The central message of the paper by Morgan Bazilian and Roger Pielke Jr., at least to me, is to highlight the explosion of demand and the diverse modes of energy consumption that are possible and should be anticipated as energy access (and in particular electricity access) is expanded. This is an important observation that ties together many stories: (1) the value of energy access for both basic services and economically productive activities; (2) the need to analyze and to plan around unmet demand, so that a small taste of energy services does not lead to unrealized expectations and then dissatisfaction; (3) the complexity of building and planning an energy system capable of providing services reliably once the “access switch” has been turned on. . .Kammen's comments are welcomed. One of the points of our paper was to highlight the importance of holding further debate and discussion about what it might take to actually secure true, global energy access. The role of grid technology in meeting that challenge is crucially important.
What is unresolved, and where readers of Bazilian and Pielke’s paper need to keep a watchful and innovative eye, is on the tools that energy planners use to build adaptive energy networks. Although “simply” plugging into the grid may be the ideal (or in the past has been the aspirational goal), the record of the past decades is that this has not been technically, economically, or politically easy. National grids have not expanded effectively in many nations, in terms of coverage or service reliability or cost, so new models are needed.
Morgan Bazilian and Roger Pielke Jr. provide a valid long-term perspective on the energy needs of the developing world, but the critical question is what practical difference does it make to think in the more ambitious, longer term way that they propose? We don’t do that for any of the other United Nations Millennium Development Goals such as those for health, education, and water. Why, then, should we do so for energy? What investment choices or policies would we approach differently?I'd respectfully disagree with Miller about the presence of long-term thinking in many areas of policy, most notably of course his own area of specialty, climate change.

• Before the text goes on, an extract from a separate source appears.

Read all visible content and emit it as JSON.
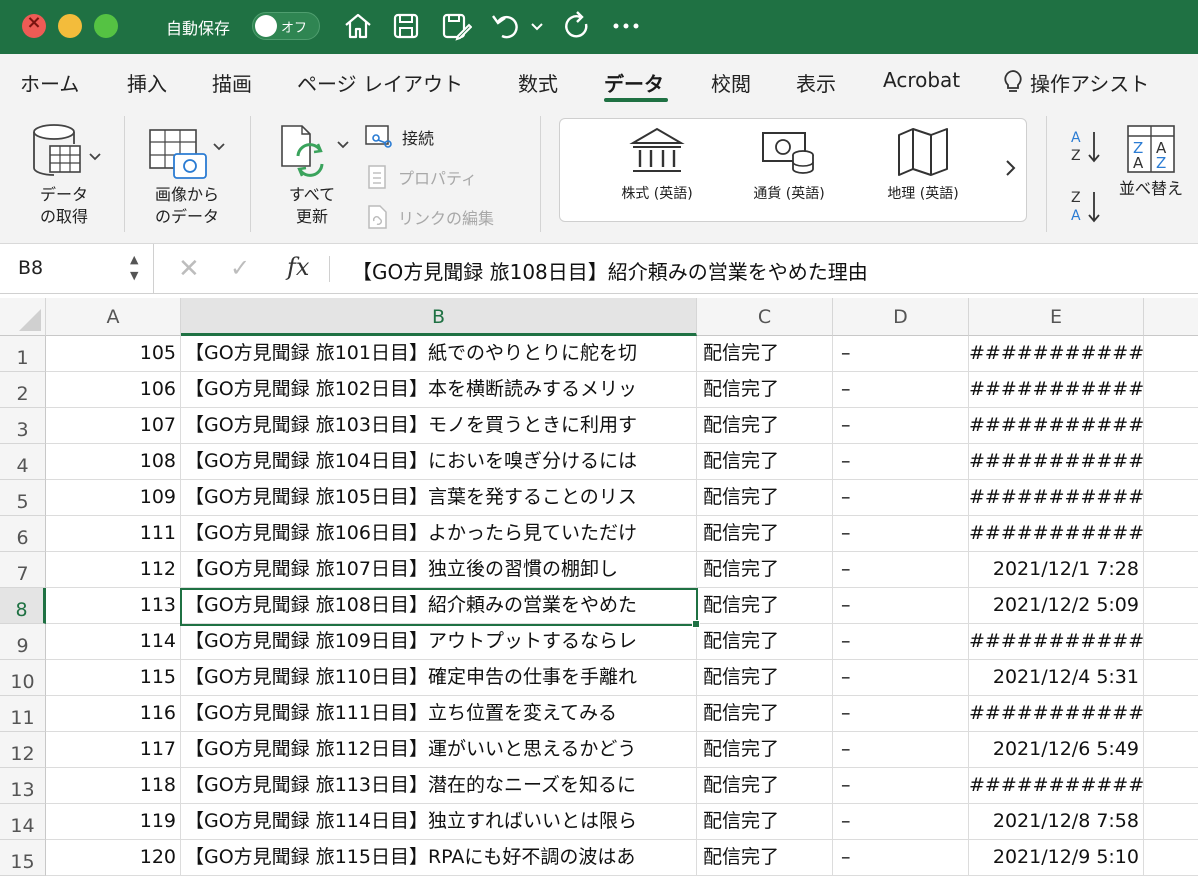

Miller also brings out the old trope about how understanding the magnitude of a problem may work against effective action, so therefore we should perhaps remain ignorant:
[T]heir effort to emphasize the enormity of the long-term challenge could make the task seem so daunting that it will discourage the development agencies from taking the smaller steps that must be taken now to put the developing nations on the path that will ultimately lead to an adequate energy supply. Thinking about the trillions of dollars that will be needed over many decades rather than the billions of dollars that can make a difference now could be paralyzing. . . is there any point in worrying about what it will cost to provide everyone with an electric stove?As a policy scholar, I teach my students that understanding the magnitude of the policy challenge being faced is an important first step toward designing both short- and long-term policies that can be effective. Ignorance, especially willful, is never a good idea. More generally, Miller risks reinforcing the all-too-real stereotype of the climate activist who cares deeply about counting carbon molecules, but not about counting up what energy access for real people may imply for the future. Climate policies won't succeed unless achieving true, global energy access is central, but that is another discussion.
We thank all four letter writers for taking the time to engage with our piece!